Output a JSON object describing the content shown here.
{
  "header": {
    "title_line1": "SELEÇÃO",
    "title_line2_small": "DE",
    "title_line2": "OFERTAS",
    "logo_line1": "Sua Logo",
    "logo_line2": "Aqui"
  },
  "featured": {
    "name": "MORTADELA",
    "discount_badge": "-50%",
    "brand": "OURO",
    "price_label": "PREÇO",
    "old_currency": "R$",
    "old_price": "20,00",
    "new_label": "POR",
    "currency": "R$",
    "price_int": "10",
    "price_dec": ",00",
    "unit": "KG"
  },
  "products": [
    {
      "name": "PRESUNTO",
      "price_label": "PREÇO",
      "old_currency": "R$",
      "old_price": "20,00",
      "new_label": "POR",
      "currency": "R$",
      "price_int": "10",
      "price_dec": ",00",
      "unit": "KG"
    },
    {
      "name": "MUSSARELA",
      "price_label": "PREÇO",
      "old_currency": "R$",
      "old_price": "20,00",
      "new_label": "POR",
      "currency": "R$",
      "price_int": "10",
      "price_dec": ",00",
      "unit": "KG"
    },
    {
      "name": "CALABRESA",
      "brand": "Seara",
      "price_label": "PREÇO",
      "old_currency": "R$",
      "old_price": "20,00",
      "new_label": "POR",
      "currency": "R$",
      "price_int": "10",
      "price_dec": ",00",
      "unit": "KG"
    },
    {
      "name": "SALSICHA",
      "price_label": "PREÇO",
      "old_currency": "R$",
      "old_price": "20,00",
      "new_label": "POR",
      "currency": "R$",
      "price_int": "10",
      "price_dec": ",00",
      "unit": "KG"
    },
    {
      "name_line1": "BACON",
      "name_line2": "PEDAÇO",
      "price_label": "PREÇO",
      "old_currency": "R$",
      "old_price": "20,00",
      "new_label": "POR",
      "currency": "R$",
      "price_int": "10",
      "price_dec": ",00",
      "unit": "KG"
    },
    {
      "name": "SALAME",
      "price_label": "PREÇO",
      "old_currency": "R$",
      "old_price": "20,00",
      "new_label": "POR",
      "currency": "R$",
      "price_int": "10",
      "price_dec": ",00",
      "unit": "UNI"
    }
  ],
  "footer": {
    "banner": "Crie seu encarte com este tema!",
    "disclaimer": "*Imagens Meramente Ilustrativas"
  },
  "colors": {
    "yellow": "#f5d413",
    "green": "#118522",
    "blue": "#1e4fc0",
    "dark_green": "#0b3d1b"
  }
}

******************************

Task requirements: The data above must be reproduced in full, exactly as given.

Finished task:
Output a JSON object describing the content shown here.
{
  "header": {
    "title_line1": "SELEÇÃO",
    "title_line2_small": "DE",
    "title_line2": "OFERTAS",
    "logo_line1": "Sua Logo",
    "logo_line2": "Aqui"
  },
  "featured": {
    "name": "MORTADELA",
    "discount_badge": "-50%",
    "brand": "OURO",
    "price_label": "PREÇO",
    "old_currency": "R$",
    "old_price": "20,00",
    "new_label": "POR",
    "currency": "R$",
    "price_int": "10",
    "price_dec": ",00",
    "unit": "KG"
  },
  "products": [
    {
      "name": "PRESUNTO",
      "price_label": "PREÇO",
      "old_currency": "R$",
      "old_price": "20,00",
      "new_label": "POR",
      "currency": "R$",
      "price_int": "10",
      "price_dec": ",00",
      "unit": "KG"
    },
    {
      "name": "MUSSARELA",
      "price_label": "PREÇO",
      "old_currency": "R$",
      "old_price": "20,00",
      "new_label": "POR",
      "currency": "R$",
      "price_int": "10",
      "price_dec": ",00",
      "unit": "KG"
    },
    {
      "name": "CALABRESA",
      "brand": "Seara",
      "price_label": "PREÇO",
      "old_currency": "R$",
      "old_price": "20,00",
      "new_label": "POR",
      "currency": "R$",
      "price_int": "10",
      "price_dec": ",00",
      "unit": "KG"
    },
    {
      "name": "SALSICHA",
      "price_label": "PREÇO",
      "old_currency": "R$",
      "old_price": "20,00",
      "new_label": "POR",
      "currency": "R$",
      "price_int": "10",
      "price_dec": ",00",
      "unit": "KG"
    },
    {
      "name_line1": "BACON",
      "name_line2": "PEDAÇO",
      "price_label": "PREÇO",
      "old_currency": "R$",
      "old_price": "20,00",
      "new_label": "POR",
      "currency": "R$",
      "price_int": "10",
      "price_dec": ",00",
      "unit": "KG"
    },
    {
      "name": "SALAME",
      "price_label": "PREÇO",
      "old_currency": "R$",
      "old_price": "20,00",
      "new_label": "POR",
      "currency": "R$",
      "price_int": "10",
      "price_dec": ",00",
      "unit": "UNI"
    }
  ],
  "footer": {
    "banner": "Crie seu encarte com este tema!",
    "disclaimer": "*Imagens Meramente Ilustrativas"
  },
  "colors": {
    "yellow": "#f5d413",
    "green": "#118522",
    "blue": "#1e4fc0",
    "dark_green": "#0b3d1b"
  }
}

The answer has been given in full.